Brief ▸
Could you filter the records below and return each line that holds "name"?
*** Materials provided ***
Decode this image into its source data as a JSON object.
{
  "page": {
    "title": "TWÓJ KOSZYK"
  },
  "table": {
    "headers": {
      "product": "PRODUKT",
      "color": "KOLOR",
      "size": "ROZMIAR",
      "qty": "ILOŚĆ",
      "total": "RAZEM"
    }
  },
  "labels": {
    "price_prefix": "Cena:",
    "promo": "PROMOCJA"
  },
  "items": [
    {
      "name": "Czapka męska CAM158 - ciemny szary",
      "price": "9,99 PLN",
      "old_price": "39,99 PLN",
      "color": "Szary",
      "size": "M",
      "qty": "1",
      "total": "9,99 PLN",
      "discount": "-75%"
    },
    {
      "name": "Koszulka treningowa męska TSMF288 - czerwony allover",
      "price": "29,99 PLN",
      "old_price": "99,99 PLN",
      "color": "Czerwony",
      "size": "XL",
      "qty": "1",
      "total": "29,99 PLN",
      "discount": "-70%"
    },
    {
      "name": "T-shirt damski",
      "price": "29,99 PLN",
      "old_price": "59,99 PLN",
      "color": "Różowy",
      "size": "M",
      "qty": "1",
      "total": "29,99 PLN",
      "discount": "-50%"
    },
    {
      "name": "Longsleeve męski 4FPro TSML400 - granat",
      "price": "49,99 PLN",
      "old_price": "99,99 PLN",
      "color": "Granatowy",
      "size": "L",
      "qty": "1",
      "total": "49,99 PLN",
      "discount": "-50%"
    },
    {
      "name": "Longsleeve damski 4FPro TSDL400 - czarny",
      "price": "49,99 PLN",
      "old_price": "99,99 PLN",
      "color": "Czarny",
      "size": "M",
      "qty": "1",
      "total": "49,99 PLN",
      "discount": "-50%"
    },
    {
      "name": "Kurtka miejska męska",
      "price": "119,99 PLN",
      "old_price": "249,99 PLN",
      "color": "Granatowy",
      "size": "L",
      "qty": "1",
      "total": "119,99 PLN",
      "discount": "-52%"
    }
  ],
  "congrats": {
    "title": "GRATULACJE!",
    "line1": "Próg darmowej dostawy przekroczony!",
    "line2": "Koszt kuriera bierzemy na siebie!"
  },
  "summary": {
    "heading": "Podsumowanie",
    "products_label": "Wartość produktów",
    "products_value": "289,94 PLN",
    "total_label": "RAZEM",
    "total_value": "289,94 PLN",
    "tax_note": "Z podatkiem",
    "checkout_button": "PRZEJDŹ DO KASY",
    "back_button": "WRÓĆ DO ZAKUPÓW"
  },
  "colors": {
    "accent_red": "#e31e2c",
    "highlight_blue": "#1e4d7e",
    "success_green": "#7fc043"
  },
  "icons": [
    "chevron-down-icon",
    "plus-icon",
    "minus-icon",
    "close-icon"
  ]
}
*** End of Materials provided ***
Reply ▸
      "name": "Czapka męska CAM158 - ciemny szary",
      "name": "Koszulka treningowa męska TSMF288 - czerwony allover",
      "name": "T-shirt damski",
      "name": "Longsleeve męski 4FPro TSML400 - granat",
      "name": "Longsleeve damski 4FPro TSDL400 - czarny",
      "name": "Kurtka miejska męska",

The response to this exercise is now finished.